The devastation of Khorasan and Western Iran, by Magol hords led to the settling in this city of a large number of pious and learned men and noble families like Gardezi Syeds and Qureshis from Khawarizm, amongst whom Sheikh Bahauddin Zakaria is a famous saint. About the same time Pir Shams Tabrez from Sabzwar and Kazi Qutubuddin from Kashan came to Multan. Baba Farid Shakar Ganj settled in Pakpattan. Khawaja Qutubaddin Bakhatair Kaki passed through to Delhi and Syed Jalal, the spiritual leader of many family in Multan, Muzafargarh and Bahawalpur, came to Uch, Sultan Sakhi Sarwar’s father also emigrated from Bokhara to Sakot in Multan district. These venerable men contributed greatly to spreading Islam in this area. the saints and shrines of Multan have been attracting a large number of devotees all the year round. The shrines of one of the foremost scholars of Islam, Shaikh Bahauddin Zakaria is located in the fort. The Mausoleum was built by the saint himself. It has a unique style of architecture of that period, the mausoleum of Shah Rukn-e-Alam, the grandson of Sahikh Bahauddin Zakaria, is also located near the main gate of the Multan Fort. He was also a man of great religious and political influence.Besides its religious importance, the Mausoleum has a unique architectural value. Its dome is considered to be the second largest in the world after “Gol Gumbad” of Bijapur, India. The mausoleum has very rich geometrical patterns, calligraphy and colourful floral, mosaic and glazed tile work. The mausoleum has recently been given the Agha Khan Award for the best Muslim Architecture. The shrine is visited by devotees all the year round. The shrine of Hazrat Shams Sabzwari is located near Aamkhas Garden. Other shrines in Multan include that of Muhammad Yousaf Gardezi near Bohar Gate, Musa Pak. Shaheed inside the Pak. Gate, Total Mai near Haram Gate, Shah Ali Akbar, a descendant of Shah Shams Sabzwari, in Surajmiani and Bab Sarfa near Eidgah.Tomb of Rukn-e-Alam was built during 1320-24. It is a massive octagonal structure, 25.5 meters in diameter and 35 meters high. A striking feature of its elevation is the effect of its sloping sides, which have been emphasised by addition of turrets or minarets at each angle of the building. The hemispherical dome at the roof of the mausoleum is a superstructure about 18 meters in diameter. Although of bricks foundation, the building has been elaborately ornamented in dark blue, white and azure tiles. Bands of carved timbering have also been sunk into the walls at appropriate intervals to enhance the beauty.

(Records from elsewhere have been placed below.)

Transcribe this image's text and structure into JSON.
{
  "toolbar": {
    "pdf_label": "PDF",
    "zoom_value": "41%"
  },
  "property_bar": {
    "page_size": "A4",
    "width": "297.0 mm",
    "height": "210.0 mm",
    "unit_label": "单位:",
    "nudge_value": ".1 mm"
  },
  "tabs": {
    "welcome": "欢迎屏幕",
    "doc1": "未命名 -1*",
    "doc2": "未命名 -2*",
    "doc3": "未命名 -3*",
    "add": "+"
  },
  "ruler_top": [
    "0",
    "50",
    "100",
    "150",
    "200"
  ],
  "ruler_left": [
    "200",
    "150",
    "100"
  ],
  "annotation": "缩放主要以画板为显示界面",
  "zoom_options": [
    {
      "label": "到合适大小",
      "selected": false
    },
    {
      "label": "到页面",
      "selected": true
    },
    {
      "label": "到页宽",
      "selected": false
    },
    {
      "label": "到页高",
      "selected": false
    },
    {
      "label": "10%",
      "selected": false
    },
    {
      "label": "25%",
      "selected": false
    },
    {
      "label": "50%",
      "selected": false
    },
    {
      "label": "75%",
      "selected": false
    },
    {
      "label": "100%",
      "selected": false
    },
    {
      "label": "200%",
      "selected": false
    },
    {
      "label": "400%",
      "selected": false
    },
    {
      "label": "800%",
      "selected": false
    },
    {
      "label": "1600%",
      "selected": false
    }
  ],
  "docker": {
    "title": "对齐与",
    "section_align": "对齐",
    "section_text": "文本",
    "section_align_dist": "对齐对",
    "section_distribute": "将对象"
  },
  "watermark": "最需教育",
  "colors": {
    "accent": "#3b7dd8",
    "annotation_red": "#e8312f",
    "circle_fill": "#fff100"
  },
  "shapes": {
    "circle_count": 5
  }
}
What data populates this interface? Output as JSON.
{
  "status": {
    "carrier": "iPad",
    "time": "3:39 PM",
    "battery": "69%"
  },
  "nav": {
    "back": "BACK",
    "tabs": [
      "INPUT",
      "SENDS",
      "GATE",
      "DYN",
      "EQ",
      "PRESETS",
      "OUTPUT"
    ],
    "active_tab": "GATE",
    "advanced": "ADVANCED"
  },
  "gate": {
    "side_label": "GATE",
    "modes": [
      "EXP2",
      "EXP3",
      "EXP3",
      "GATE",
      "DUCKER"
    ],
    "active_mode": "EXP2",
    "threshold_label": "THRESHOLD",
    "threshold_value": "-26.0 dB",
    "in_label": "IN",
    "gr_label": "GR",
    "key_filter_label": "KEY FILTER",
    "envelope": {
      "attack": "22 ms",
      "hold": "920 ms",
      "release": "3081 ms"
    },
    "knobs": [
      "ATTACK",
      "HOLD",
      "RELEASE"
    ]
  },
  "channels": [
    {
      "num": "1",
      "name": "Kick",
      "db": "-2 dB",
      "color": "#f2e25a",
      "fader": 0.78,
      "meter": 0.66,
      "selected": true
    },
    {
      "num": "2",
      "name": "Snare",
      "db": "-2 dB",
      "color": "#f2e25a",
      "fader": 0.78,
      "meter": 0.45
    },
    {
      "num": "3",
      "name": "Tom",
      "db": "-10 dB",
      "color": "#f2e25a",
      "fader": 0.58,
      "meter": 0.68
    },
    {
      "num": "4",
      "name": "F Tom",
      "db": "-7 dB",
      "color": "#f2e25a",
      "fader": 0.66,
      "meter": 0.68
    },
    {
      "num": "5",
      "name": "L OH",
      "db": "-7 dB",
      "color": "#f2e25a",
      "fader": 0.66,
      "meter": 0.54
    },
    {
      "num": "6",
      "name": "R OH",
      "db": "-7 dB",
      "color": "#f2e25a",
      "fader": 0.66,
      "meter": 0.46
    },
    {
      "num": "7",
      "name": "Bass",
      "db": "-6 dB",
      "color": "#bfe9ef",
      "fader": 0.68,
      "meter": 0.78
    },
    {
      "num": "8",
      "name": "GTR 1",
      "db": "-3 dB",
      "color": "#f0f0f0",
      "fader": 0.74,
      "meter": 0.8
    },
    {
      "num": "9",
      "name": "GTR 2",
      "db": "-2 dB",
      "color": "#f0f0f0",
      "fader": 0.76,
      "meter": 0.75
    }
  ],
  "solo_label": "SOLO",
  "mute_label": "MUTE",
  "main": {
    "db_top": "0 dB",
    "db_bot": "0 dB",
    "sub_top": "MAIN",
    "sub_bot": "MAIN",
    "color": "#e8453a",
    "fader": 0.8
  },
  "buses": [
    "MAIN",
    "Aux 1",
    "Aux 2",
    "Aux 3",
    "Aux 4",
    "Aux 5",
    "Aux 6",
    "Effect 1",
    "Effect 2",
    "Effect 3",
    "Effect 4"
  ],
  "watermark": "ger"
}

Over the last two centuries Multan has devolved as the centre of the hides and skin trade in the subcontinent, and since Partition it has become the major cotton producing region of Pakistan. Spinning and weaving of both cotton and wool and the making of hand-knotted carpets are now imported industries. Multan has yet to gain its old status of a metropolis of central Pakistan.
To be continued and edited